▸ **AIM OF THE TASK**: Copy every line that contains the string "name" from the entries below.
*** MATERIAL SHOWN ***
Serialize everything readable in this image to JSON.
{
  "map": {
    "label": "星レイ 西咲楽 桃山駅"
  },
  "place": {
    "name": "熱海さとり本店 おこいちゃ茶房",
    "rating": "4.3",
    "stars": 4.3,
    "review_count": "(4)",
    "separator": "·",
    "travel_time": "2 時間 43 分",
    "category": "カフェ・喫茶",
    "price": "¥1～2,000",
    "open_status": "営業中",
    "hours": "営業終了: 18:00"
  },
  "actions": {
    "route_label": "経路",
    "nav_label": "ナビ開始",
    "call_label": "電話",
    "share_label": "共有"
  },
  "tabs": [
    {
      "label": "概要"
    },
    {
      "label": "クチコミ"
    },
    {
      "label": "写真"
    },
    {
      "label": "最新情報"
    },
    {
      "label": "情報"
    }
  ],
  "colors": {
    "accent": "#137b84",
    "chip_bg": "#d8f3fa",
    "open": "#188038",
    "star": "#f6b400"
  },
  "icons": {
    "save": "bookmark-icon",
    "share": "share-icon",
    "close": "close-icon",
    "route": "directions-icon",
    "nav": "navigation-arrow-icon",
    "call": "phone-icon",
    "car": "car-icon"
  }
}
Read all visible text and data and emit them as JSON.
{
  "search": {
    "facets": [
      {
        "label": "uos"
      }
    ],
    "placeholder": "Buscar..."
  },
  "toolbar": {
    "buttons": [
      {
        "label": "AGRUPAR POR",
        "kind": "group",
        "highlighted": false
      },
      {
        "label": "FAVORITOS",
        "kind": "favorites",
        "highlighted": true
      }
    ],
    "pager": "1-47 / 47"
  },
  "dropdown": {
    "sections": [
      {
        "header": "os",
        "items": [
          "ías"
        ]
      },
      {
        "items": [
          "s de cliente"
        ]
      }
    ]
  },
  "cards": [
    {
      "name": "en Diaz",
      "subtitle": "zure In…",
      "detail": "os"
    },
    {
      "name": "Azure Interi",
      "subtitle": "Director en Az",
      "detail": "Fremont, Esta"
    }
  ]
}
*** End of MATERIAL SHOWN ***
▸ **SOLVED EXERCISE**:
    "name": "熱海さとり本店 おこいちゃ茶房",
      "name": "en Diaz",
      "name": "Azure Interi",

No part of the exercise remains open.